Copy out the full data exactly as given; pictures should not be included.

___

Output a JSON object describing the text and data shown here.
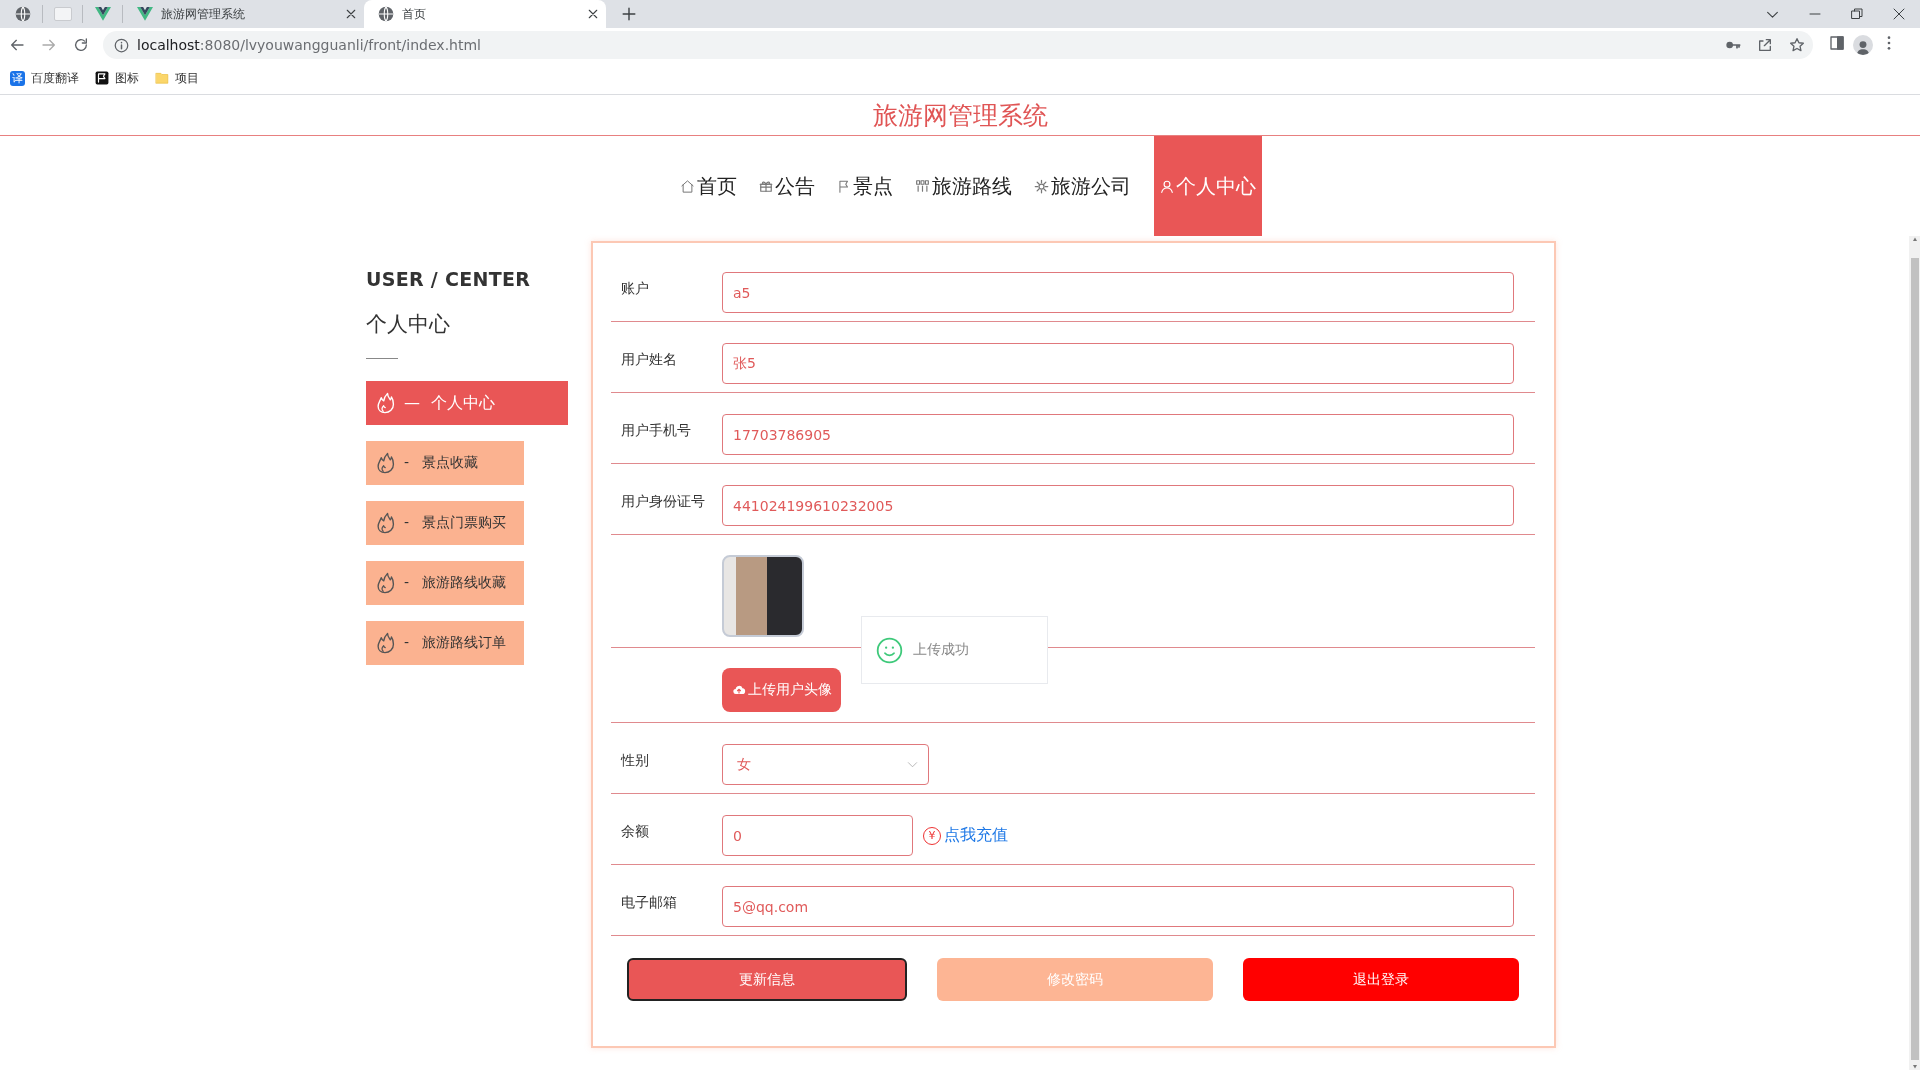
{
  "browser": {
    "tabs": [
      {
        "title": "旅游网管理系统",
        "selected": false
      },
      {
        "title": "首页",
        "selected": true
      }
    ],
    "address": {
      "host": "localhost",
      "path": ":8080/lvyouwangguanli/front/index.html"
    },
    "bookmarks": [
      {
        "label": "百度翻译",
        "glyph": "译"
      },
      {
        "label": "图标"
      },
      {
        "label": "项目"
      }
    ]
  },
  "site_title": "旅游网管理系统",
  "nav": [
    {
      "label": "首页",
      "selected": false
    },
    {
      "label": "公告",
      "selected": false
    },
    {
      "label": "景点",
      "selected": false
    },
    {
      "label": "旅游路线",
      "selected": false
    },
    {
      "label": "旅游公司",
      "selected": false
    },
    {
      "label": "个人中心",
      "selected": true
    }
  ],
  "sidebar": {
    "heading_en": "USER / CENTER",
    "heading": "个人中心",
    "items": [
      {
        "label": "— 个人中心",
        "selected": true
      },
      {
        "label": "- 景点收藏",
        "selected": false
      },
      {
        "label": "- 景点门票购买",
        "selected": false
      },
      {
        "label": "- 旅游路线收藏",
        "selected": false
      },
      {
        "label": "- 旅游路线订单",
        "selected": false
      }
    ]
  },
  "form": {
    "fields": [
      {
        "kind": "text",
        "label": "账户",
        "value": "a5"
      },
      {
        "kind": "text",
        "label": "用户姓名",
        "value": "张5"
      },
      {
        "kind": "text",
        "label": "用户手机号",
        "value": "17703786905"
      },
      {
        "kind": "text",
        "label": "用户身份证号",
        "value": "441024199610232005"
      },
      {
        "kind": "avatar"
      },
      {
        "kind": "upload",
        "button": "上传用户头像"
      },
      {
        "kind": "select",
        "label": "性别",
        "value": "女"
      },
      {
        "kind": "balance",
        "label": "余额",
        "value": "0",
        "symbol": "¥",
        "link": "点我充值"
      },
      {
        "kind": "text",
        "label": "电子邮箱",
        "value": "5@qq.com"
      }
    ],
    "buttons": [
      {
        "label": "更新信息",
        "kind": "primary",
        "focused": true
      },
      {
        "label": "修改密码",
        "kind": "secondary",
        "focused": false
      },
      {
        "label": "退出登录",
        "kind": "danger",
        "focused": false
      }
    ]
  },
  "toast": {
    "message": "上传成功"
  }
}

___

• **Answer section**
Output a JSON object describing the text and data shown here.
{
  "browser": {
    "tabs": [
      {
        "title": "旅游网管理系统",
        "selected": false
      },
      {
        "title": "首页",
        "selected": true
      }
    ],
    "address": {
      "host": "localhost",
      "path": ":8080/lvyouwangguanli/front/index.html"
    },
    "bookmarks": [
      {
        "label": "百度翻译",
        "glyph": "译"
      },
      {
        "label": "图标"
      },
      {
        "label": "项目"
      }
    ]
  },
  "site_title": "旅游网管理系统",
  "nav": [
    {
      "label": "首页",
      "selected": false
    },
    {
      "label": "公告",
      "selected": false
    },
    {
      "label": "景点",
      "selected": false
    },
    {
      "label": "旅游路线",
      "selected": false
    },
    {
      "label": "旅游公司",
      "selected": false
    },
    {
      "label": "个人中心",
      "selected": true
    }
  ],
  "sidebar": {
    "heading_en": "USER / CENTER",
    "heading": "个人中心",
    "items": [
      {
        "label": "— 个人中心",
        "selected": true
      },
      {
        "label": "- 景点收藏",
        "selected": false
      },
      {
        "label": "- 景点门票购买",
        "selected": false
      },
      {
        "label": "- 旅游路线收藏",
        "selected": false
      },
      {
        "label": "- 旅游路线订单",
        "selected": false
      }
    ]
  },
  "form": {
    "fields": [
      {
        "kind": "text",
        "label": "账户",
        "value": "a5"
      },
      {
        "kind": "text",
        "label": "用户姓名",
        "value": "张5"
      },
      {
        "kind": "text",
        "label": "用户手机号",
        "value": "17703786905"
      },
      {
        "kind": "text",
        "label": "用户身份证号",
        "value": "441024199610232005"
      },
      {
        "kind": "avatar"
      },
      {
        "kind": "upload",
        "button": "上传用户头像"
      },
      {
        "kind": "select",
        "label": "性别",
        "value": "女"
      },
      {
        "kind": "balance",
        "label": "余额",
        "value": "0",
        "symbol": "¥",
        "link": "点我充值"
      },
      {
        "kind": "text",
        "label": "电子邮箱",
        "value": "5@qq.com"
      }
    ],
    "buttons": [
      {
        "label": "更新信息",
        "kind": "primary",
        "focused": true
      },
      {
        "label": "修改密码",
        "kind": "secondary",
        "focused": false
      },
      {
        "label": "退出登录",
        "kind": "danger",
        "focused": false
      }
    ]
  },
  "toast": {
    "message": "上传成功"
  }
}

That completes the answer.